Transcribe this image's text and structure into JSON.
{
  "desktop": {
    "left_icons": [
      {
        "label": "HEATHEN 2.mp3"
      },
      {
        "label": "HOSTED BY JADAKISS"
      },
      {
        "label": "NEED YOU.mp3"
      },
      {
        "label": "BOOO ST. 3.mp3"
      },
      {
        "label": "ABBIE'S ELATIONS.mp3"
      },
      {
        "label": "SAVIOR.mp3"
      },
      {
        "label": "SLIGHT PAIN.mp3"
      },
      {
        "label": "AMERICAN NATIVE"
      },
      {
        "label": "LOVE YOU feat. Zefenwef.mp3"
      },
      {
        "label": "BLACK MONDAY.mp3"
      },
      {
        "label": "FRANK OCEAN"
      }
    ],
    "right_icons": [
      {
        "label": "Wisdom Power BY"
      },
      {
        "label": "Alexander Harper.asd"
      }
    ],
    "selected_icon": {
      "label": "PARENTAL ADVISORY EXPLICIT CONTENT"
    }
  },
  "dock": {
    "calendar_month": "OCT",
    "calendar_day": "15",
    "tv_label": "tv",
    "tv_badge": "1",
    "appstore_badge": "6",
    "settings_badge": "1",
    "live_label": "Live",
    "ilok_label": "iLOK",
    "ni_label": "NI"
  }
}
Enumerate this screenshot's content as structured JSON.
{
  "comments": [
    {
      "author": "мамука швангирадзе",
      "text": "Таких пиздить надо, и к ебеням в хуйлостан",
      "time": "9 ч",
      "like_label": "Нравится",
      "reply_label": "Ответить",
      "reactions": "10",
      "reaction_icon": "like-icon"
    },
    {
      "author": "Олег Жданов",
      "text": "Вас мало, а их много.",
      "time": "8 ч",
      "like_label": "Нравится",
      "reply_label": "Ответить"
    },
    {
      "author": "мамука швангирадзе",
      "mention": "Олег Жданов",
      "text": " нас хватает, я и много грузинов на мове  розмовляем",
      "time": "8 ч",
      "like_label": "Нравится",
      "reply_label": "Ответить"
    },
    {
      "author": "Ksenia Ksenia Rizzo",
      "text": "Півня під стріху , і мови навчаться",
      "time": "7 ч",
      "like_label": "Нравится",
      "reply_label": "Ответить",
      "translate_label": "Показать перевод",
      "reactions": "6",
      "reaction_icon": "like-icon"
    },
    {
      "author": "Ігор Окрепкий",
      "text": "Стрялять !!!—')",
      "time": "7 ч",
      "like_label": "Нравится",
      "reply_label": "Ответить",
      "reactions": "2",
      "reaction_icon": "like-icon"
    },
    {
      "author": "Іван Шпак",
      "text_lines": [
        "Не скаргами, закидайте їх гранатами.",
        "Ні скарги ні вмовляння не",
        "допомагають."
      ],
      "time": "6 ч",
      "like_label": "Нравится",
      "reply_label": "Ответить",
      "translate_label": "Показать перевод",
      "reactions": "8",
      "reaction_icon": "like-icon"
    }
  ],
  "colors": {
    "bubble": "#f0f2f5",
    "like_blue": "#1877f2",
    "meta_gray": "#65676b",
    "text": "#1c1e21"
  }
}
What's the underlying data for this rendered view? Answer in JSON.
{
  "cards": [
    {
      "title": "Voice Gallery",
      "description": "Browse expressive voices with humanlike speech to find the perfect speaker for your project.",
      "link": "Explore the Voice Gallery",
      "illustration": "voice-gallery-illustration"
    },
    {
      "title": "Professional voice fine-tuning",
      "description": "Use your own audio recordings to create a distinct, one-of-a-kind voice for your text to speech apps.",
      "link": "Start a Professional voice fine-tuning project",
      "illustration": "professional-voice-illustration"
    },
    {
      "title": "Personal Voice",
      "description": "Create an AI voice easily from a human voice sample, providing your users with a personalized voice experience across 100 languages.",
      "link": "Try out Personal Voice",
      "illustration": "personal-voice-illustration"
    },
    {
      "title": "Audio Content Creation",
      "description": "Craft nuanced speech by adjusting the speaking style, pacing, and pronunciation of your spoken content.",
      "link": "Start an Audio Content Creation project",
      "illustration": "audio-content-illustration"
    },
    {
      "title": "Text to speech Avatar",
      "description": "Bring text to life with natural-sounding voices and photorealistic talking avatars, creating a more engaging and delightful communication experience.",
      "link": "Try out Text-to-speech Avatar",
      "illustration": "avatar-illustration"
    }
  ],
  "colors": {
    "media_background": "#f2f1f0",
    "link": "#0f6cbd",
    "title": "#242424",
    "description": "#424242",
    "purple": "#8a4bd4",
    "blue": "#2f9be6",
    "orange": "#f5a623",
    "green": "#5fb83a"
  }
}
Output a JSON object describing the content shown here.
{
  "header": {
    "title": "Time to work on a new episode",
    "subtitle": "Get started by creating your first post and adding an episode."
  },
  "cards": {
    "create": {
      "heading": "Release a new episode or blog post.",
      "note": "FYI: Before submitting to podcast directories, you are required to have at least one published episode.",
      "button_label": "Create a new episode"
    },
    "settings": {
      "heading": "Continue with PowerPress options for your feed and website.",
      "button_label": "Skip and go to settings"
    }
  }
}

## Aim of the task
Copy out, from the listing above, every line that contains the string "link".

## Completed task
      "link": "Explore the Voice Gallery",
      "link": "Start a Professional voice fine-tuning project",
      "link": "Try out Personal Voice",
      "link": "Start an Audio Content Creation project",
      "link": "Try out Text-to-speech Avatar",
    "link": "#0f6cbd",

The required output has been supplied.